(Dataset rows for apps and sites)
►

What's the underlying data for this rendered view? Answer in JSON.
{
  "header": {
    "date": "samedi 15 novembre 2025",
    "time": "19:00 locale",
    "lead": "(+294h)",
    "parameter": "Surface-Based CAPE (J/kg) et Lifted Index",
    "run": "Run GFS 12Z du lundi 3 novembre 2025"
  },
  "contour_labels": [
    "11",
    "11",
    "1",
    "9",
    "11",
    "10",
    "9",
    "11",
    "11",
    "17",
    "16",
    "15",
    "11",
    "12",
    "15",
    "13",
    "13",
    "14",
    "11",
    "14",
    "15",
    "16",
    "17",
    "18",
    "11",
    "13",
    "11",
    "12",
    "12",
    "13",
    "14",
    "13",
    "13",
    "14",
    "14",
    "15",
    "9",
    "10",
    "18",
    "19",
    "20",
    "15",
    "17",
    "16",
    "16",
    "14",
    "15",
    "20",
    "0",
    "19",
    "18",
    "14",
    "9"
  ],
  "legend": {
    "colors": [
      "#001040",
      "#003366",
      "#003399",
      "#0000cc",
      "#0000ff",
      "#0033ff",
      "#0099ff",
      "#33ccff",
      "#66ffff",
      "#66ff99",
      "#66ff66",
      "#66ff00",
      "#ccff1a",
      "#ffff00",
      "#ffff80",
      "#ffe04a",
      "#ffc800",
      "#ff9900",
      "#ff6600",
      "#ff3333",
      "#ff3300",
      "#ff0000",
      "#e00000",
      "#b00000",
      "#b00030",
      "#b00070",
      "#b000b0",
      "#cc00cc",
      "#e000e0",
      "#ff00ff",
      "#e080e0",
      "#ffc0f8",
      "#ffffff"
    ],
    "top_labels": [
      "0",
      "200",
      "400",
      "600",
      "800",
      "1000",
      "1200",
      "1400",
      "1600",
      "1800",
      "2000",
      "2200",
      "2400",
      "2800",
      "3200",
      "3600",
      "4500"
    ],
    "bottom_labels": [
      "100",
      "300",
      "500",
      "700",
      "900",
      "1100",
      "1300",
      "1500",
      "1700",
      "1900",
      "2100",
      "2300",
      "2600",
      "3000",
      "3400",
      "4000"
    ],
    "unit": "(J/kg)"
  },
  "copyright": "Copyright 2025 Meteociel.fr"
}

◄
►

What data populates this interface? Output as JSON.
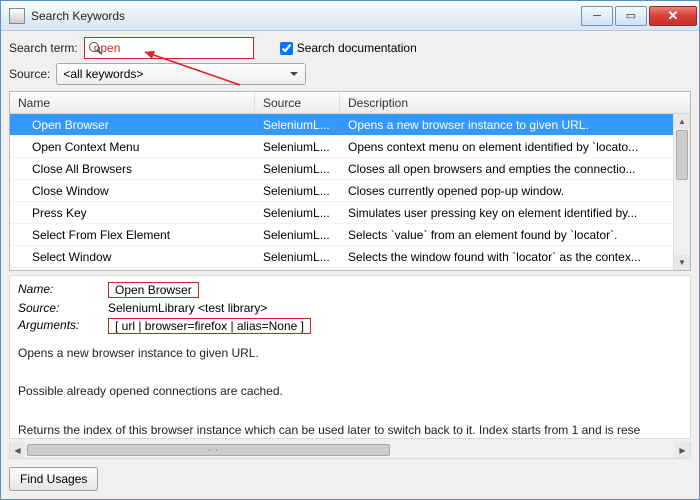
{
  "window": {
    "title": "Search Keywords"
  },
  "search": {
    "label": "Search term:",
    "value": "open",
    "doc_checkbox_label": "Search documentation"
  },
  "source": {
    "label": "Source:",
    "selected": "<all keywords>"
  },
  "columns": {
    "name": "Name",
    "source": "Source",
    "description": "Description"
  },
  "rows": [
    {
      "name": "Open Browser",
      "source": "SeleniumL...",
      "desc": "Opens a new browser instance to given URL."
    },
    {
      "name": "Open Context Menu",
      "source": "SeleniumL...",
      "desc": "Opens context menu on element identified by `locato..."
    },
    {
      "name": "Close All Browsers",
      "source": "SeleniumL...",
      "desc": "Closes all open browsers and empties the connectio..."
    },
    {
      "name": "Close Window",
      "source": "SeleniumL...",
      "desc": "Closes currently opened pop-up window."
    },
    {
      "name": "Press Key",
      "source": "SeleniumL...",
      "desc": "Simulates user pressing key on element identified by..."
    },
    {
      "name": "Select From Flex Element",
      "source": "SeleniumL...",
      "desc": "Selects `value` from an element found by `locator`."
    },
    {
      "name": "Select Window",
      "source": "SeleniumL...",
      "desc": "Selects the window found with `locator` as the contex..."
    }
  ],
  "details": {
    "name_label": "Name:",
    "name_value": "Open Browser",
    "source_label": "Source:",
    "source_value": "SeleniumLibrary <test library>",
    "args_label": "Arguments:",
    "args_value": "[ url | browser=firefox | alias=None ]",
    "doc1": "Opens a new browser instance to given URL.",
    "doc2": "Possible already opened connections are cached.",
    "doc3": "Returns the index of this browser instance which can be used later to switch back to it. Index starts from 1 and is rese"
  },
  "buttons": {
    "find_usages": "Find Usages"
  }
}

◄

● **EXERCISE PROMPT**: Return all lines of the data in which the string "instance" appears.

● **PROBLEM SOLUTION**:
      "desc": "Opens a new browser instance to given URL."
    "doc1": "Opens a new browser instance to given URL.",
    "doc3": "Returns the index of this browser instance which can be used later to switch back to it. Index starts from 1 and is rese"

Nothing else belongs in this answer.